Hong Kong today woke up to yet another morning of mass arrests of democracy activists—the biggest such round-up yet under its new national security law—as police fanned out across the city to detain dozens on suspicion of subversion, a vaguely defined crime punishable by up to life in prison.
According to local media (link in Chinese), more than 50 individuals affiliated with the opposition camp, including former and current elected politicians, have been arrested. The police have yet to make an official statement about the arrests.
Local news reports and social media posts, including from the Hong Kong Democratic Party, suggest that the detentions are related to an unofficial opposition “primary” held last June. After the democratic camps swept local polls in November 2019 thanks to a unified effort, the opposition camp saw the primary exercise as a way to get a read on the best candidates to field in order to make similar gains in legislative elections that were due last September. Over 600,000 voters participated, but the government quickly decried the effort as illegal. The government later “postponed” the elections, citing the pandemic.
Also reported to be among those detained was American citizen John Clancey, a lawyer who served as a treasurer for a pro-democracy coalition that coordinated the opposition primaries. Robert Chung, an academic who heads an independent polling institute that helped run the primaries, was also reported to have been arrested.
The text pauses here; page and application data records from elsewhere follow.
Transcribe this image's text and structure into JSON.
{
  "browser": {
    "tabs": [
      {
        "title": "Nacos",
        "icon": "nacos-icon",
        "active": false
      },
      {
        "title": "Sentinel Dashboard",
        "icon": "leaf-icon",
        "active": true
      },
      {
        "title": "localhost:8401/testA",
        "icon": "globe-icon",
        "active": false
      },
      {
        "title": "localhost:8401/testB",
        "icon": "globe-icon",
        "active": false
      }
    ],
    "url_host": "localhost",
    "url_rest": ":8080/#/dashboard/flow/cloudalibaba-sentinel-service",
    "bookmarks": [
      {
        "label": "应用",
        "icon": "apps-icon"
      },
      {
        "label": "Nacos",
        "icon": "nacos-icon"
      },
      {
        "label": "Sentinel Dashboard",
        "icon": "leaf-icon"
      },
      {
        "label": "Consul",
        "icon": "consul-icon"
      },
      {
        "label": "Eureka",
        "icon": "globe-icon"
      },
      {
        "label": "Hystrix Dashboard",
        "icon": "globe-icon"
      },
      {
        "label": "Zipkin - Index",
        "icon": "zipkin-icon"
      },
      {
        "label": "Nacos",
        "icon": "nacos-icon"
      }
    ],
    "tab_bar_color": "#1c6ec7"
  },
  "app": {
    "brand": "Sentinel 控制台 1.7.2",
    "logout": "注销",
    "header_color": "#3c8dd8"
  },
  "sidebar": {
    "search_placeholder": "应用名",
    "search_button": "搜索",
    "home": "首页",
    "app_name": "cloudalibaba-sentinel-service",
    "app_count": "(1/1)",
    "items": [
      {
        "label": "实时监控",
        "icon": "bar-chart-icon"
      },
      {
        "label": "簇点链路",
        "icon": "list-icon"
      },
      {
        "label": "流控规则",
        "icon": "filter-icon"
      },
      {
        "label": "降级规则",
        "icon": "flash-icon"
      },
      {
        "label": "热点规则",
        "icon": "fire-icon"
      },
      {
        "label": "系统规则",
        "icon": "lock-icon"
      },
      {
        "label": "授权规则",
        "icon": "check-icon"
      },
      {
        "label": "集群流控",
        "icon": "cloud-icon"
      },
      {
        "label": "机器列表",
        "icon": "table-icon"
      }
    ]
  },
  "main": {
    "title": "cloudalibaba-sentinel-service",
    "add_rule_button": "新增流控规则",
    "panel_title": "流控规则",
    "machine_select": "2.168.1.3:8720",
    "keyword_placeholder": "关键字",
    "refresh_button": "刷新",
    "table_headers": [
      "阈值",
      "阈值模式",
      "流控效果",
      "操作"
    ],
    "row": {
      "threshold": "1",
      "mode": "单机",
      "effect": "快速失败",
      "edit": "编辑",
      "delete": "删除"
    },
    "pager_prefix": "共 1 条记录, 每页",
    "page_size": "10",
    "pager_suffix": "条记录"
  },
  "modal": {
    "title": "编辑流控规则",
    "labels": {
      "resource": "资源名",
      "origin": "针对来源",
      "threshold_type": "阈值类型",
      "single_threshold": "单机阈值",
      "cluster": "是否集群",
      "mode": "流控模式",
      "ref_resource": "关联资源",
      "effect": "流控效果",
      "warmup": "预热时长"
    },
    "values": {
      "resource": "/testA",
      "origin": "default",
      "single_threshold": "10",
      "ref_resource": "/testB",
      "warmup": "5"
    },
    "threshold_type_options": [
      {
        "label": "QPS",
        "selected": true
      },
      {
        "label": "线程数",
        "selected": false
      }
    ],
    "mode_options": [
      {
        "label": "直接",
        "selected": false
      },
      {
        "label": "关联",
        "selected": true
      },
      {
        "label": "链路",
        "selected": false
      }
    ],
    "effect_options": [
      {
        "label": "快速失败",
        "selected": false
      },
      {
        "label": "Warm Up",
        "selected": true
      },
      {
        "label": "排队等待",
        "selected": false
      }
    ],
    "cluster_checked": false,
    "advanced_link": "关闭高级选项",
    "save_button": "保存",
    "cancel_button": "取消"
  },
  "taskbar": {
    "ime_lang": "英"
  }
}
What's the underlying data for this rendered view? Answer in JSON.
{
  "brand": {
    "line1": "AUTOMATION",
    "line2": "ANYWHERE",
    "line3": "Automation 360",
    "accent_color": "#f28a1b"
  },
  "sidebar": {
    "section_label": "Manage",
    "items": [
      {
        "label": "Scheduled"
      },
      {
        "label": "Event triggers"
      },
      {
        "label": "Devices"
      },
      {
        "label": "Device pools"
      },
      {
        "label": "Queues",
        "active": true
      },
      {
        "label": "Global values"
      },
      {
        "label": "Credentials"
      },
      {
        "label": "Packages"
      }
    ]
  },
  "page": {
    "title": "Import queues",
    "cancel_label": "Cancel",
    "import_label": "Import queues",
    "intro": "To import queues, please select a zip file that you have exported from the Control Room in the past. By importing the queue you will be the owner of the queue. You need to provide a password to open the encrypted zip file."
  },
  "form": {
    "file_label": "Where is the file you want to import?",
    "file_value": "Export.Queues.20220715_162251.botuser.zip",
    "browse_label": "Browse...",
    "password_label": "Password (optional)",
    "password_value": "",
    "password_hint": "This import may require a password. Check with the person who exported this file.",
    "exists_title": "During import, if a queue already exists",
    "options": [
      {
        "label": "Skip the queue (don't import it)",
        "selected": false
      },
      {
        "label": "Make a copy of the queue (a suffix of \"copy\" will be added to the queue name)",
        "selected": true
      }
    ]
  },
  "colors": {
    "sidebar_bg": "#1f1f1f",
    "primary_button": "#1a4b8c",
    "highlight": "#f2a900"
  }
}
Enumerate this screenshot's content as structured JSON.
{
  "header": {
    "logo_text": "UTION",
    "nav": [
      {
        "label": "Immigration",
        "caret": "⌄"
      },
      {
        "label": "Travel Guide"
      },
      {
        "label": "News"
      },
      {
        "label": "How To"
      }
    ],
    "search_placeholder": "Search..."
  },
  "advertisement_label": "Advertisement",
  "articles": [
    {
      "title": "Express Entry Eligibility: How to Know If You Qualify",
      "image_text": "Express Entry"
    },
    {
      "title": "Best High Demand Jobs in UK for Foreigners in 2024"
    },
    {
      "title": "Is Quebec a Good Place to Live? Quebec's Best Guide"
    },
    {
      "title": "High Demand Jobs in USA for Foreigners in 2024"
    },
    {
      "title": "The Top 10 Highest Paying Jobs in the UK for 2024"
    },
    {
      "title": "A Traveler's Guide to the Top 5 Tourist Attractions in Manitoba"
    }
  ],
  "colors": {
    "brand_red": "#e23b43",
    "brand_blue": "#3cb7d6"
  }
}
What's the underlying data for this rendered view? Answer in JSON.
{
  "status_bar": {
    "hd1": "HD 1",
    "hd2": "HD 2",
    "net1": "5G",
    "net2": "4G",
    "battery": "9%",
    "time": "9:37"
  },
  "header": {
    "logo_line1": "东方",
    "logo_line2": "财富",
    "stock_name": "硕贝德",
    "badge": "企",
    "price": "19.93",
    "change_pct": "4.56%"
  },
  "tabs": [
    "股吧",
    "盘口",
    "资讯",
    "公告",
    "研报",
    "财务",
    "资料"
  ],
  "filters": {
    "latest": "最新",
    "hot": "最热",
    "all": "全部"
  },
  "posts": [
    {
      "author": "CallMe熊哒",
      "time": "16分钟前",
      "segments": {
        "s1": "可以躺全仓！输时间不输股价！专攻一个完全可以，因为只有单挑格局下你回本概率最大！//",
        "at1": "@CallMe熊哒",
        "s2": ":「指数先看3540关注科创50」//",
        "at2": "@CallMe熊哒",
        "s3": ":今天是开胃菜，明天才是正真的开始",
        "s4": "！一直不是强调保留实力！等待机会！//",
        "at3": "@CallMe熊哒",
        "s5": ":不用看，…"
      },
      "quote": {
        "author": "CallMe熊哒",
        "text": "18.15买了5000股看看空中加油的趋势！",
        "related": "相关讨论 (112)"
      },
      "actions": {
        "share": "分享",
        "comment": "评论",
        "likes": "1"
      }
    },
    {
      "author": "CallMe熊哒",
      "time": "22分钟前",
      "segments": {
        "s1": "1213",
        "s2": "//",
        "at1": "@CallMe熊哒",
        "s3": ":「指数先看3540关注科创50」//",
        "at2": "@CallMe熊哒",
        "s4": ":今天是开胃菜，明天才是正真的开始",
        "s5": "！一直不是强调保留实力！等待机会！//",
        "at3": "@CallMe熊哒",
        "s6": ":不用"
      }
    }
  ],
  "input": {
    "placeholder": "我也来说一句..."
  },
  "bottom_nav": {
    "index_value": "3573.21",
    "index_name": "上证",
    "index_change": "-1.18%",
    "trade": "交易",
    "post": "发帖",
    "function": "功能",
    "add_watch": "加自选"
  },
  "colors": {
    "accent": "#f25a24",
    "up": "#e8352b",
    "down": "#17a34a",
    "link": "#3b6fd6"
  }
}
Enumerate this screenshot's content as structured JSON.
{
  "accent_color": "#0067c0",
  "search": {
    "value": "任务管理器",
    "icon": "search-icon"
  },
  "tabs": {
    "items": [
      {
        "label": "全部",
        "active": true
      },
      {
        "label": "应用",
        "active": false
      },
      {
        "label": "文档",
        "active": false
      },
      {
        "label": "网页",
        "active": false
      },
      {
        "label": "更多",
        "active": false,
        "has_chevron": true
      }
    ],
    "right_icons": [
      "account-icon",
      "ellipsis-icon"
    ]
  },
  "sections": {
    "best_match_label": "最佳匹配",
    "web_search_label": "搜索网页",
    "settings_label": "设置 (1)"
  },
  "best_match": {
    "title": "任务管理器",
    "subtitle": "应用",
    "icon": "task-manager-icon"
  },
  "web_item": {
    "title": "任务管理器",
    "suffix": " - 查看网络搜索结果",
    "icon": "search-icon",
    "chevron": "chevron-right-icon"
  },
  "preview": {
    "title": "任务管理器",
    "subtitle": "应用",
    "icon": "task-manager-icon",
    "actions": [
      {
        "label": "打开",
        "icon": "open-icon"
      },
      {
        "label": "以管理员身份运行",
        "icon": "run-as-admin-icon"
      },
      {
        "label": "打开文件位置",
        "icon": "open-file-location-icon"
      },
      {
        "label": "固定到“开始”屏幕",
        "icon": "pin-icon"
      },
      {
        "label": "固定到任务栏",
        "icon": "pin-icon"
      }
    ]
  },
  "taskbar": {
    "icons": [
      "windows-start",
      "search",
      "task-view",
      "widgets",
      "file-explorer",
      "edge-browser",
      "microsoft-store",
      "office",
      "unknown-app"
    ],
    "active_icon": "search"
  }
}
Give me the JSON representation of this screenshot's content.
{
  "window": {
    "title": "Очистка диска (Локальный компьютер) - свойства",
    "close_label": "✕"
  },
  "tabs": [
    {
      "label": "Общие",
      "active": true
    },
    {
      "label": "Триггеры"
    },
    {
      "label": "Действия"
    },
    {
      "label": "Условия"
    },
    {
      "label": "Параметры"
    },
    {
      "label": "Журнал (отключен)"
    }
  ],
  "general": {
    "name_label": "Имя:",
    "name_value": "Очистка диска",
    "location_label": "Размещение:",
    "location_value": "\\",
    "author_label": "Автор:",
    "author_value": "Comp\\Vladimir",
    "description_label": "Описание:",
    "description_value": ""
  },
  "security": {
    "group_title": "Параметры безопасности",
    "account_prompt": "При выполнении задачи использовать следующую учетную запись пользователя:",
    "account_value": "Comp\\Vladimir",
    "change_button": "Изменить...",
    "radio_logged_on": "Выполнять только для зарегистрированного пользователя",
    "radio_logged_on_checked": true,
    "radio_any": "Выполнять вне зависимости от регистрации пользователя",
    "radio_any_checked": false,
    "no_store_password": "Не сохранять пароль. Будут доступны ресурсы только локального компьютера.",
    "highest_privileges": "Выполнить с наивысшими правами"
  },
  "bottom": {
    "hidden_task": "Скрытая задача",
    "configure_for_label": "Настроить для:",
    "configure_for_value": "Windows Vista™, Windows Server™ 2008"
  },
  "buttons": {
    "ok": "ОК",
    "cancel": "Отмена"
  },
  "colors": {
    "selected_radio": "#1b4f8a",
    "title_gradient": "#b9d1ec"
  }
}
The arrests smack of China’s tactics of detaining dissidents, lawyers, and activists en masse as a way of quashing dissent and terrorizing citizens into silent acquiescence. It also reaffirms widespread fears that China-style repression, be it through authoritarian government rhetoric or undermining courts and judges, will increasingly be the norm in Hong Kong under a law that authorities once claimed would only affect “a tiny number.”
Today’s developments fit a broader pattern of a government campaign, directed by China, to extinguish all political opposition and engineer a complete takeover of the legislative branch. After years of disqualifying popularly elected politicians on dubious legal grounds, authorities this year moved more decisively to bar opposition candidates from running in elections. But it didn’t stop there. Beijing then moved to disqualify four opposition lawmakers, which triggered the mass resignation of the entire opposition camp. Even with the legislature now rendered a rubber stamp, China is evidently taking no chances as it rounds up anyone who has tried to contest in an election—or might if elections ever return.
In a statement posted on Twitter, the exiled activist Nathan Law called on the European Parliament to block approval of a major EU-China investment deal in response to the crackdown in Hong Kong. The deal has moved forward in recent weeks even though the the incoming Biden administration has expressed hope of a more coordinate approach with Europe on dealings with China over human rights or other issues. Antony Blinken, likely to be US secretary of state in the incoming Biden administration, called the arrests an “assault” and signaled support for Hong Kong’s activists.